### How to complete this task
Print the listing exactly as it stands. Skip every picture.

### Supplied records
%%

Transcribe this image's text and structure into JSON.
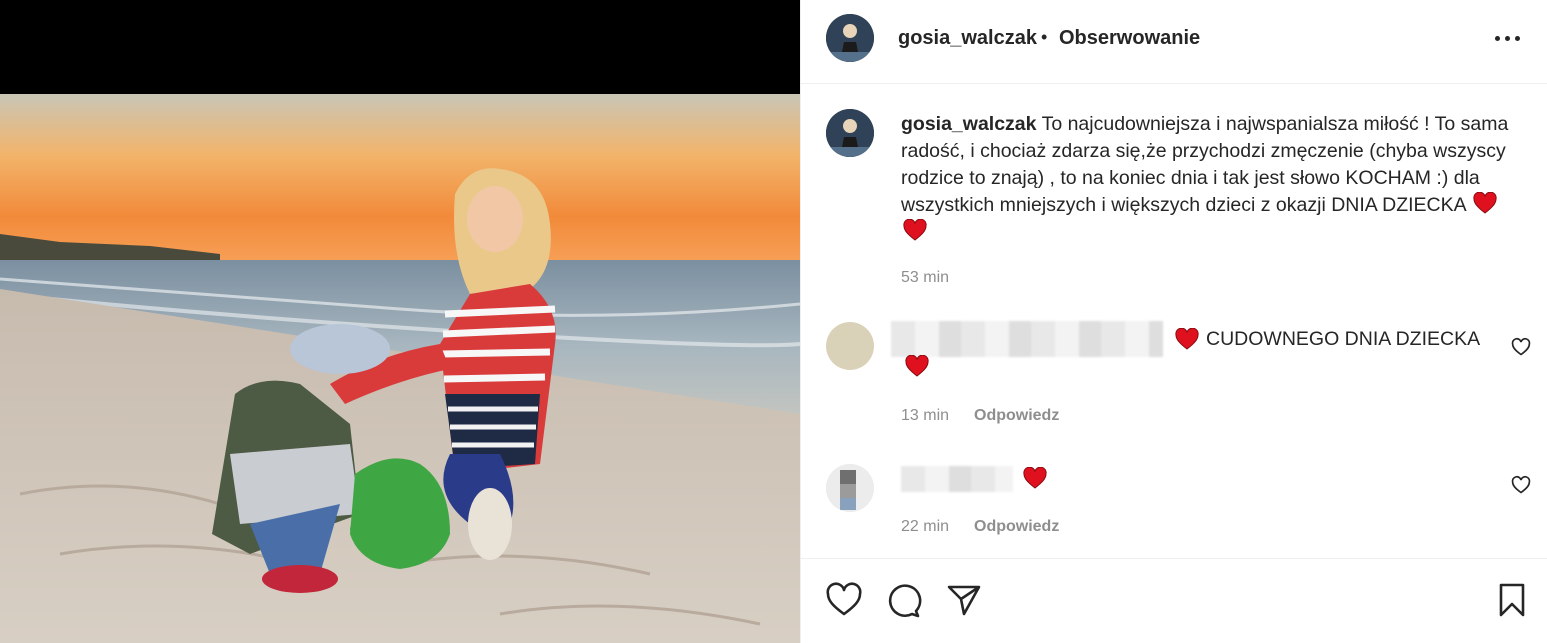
{
  "post": {
    "username": "gosia_walczak",
    "separator": "•",
    "follow_label": "Obserwowanie",
    "more_icon": "more-horizontal-icon"
  },
  "caption": {
    "username": "gosia_walczak",
    "text": "To najcudowniejsza i najwspanialsza miłość ! To sama radość, i chociaż zdarza się,że przychodzi zmęczenie (chyba wszyscy rodzice to znają) , to na koniec dnia i tak jest słowo KOCHAM :) dla wszystkich mniejszych i większych dzieci z okazji DNIA DZIECKA",
    "emoji": "❤️❤️",
    "time": "53 min"
  },
  "comments": [
    {
      "text": "CUDOWNEGO DNIA DZIECKA",
      "time": "13 min",
      "reply_label": "Odpowiedz"
    },
    {
      "text": "",
      "time": "22 min",
      "reply_label": "Odpowiedz"
    }
  ],
  "actions": {
    "like_icon": "heart-icon",
    "comment_icon": "comment-icon",
    "share_icon": "send-icon",
    "save_icon": "bookmark-icon"
  },
  "colors": {
    "heart_red": "#e0111f",
    "text": "#262626",
    "muted": "#8e8e8e"
  }
}
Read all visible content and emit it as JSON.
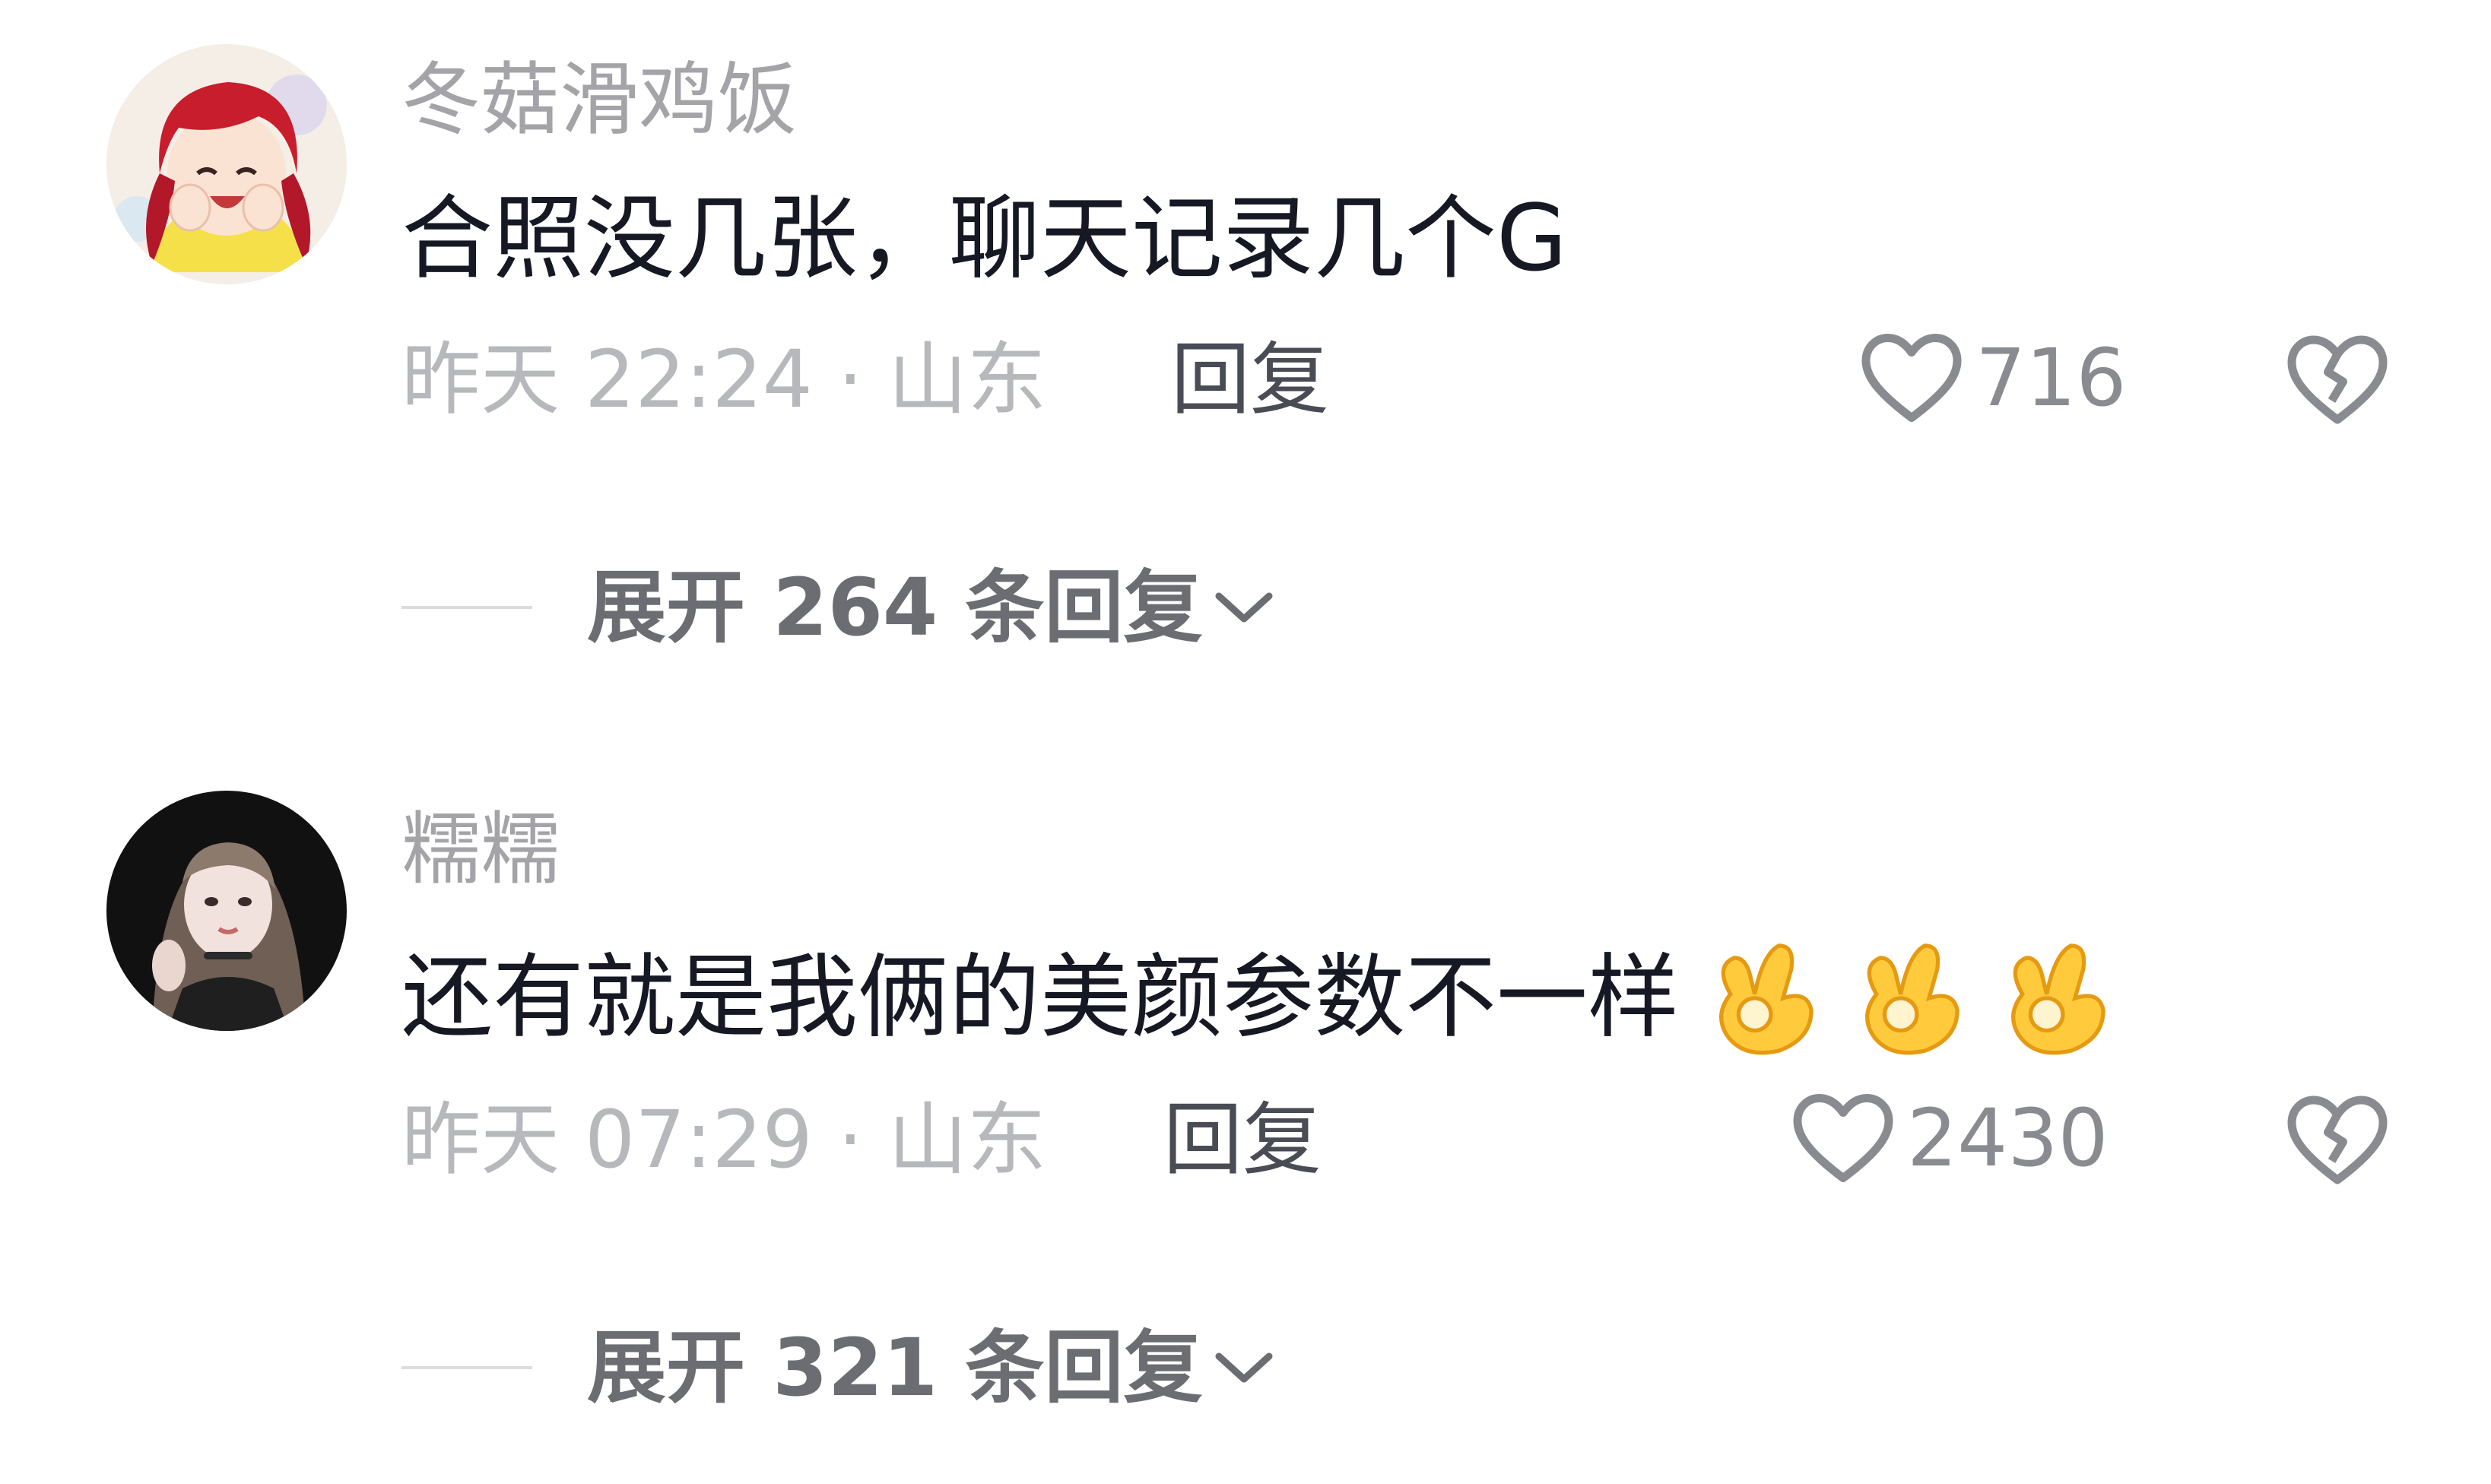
{
  "comments": [
    {
      "username": "冬菇滑鸡饭",
      "text": "合照没几张，聊天记录几个G",
      "meta": "昨天 22:24 · 山东",
      "reply_label": "回复",
      "likes": "716",
      "expand": "展开 264 条回复",
      "icons": {
        "avatar": "avatar-anime-girl",
        "like": "heart-outline-icon",
        "dislike": "broken-heart-icon",
        "expand": "chevron-down-icon"
      }
    },
    {
      "username": "糯糯",
      "text": "还有就是我俩的美颜参数不一样",
      "emojis": [
        "ok-hand",
        "ok-hand",
        "ok-hand"
      ],
      "meta": "昨天 07:29 · 山东",
      "reply_label": "回复",
      "likes": "2430",
      "expand": "展开 321 条回复",
      "icons": {
        "avatar": "avatar-photo-girl",
        "like": "heart-outline-icon",
        "dislike": "broken-heart-icon",
        "expand": "chevron-down-icon"
      }
    }
  ],
  "colors": {
    "username": "#a3a3a8",
    "text": "#161823",
    "meta": "#b7b8bc",
    "reply": "#4a4c55",
    "expand": "#6c6d73"
  }
}
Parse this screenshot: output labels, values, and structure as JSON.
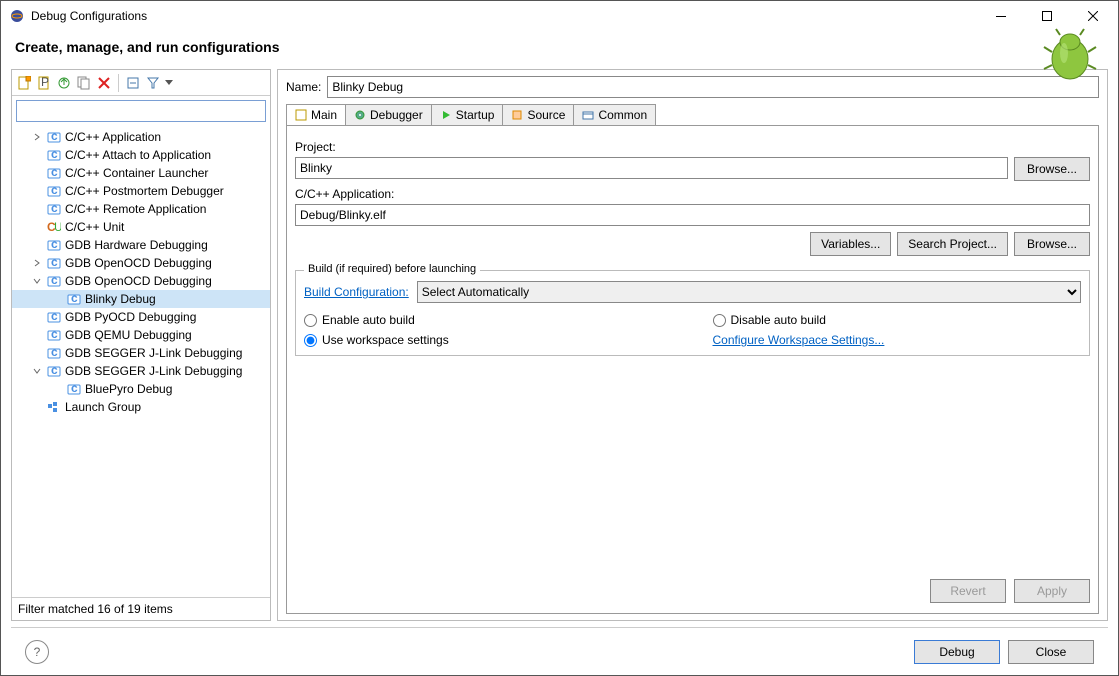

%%

### Solution for this problem
Transcribe this image's text and structure into JSON.
{
  "post": {
    "username": "gosia_walczak",
    "separator": "•",
    "follow_label": "Obserwowanie",
    "more_icon": "more-horizontal-icon"
  },
  "caption": {
    "username": "gosia_walczak",
    "text": "To najcudowniejsza i najwspanialsza miłość ! To sama radość, i chociaż zdarza się,że przychodzi zmęczenie (chyba wszyscy rodzice to znają) , to na koniec dnia i tak jest słowo KOCHAM :) dla wszystkich mniejszych i większych dzieci z okazji DNIA DZIECKA",
    "emoji": "❤️❤️",
    "time": "53 min"
  },
  "comments": [
    {
      "text": "CUDOWNEGO DNIA DZIECKA",
      "time": "13 min",
      "reply_label": "Odpowiedz"
    },
    {
      "text": "",
      "time": "22 min",
      "reply_label": "Odpowiedz"
    }
  ],
  "actions": {
    "like_icon": "heart-icon",
    "comment_icon": "comment-icon",
    "share_icon": "send-icon",
    "save_icon": "bookmark-icon"
  },
  "colors": {
    "heart_red": "#e0111f",
    "text": "#262626",
    "muted": "#8e8e8e"
  }
}
Read all visible content and emit it as JSON.
{
  "comments": [
    {
      "username": "冬菇滑鸡饭",
      "text": "合照没几张，聊天记录几个G",
      "meta": "昨天 22:24 · 山东",
      "reply_label": "回复",
      "likes": "716",
      "expand": "展开 264 条回复",
      "icons": {
        "avatar": "avatar-anime-girl",
        "like": "heart-outline-icon",
        "dislike": "broken-heart-icon",
        "expand": "chevron-down-icon"
      }
    },
    {
      "username": "糯糯",
      "text": "还有就是我俩的美颜参数不一样",
      "emojis": [
        "ok-hand",
        "ok-hand",
        "ok-hand"
      ],
      "meta": "昨天 07:29 · 山东",
      "reply_label": "回复",
      "likes": "2430",
      "expand": "展开 321 条回复",
      "icons": {
        "avatar": "avatar-photo-girl",
        "like": "heart-outline-icon",
        "dislike": "broken-heart-icon",
        "expand": "chevron-down-icon"
      }
    }
  ],
  "colors": {
    "username": "#a3a3a8",
    "text": "#161823",
    "meta": "#b7b8bc",
    "reply": "#4a4c55",
    "expand": "#6c6d73"
  }
}
Parse this screenshot: output labels, values, and structure as JSON.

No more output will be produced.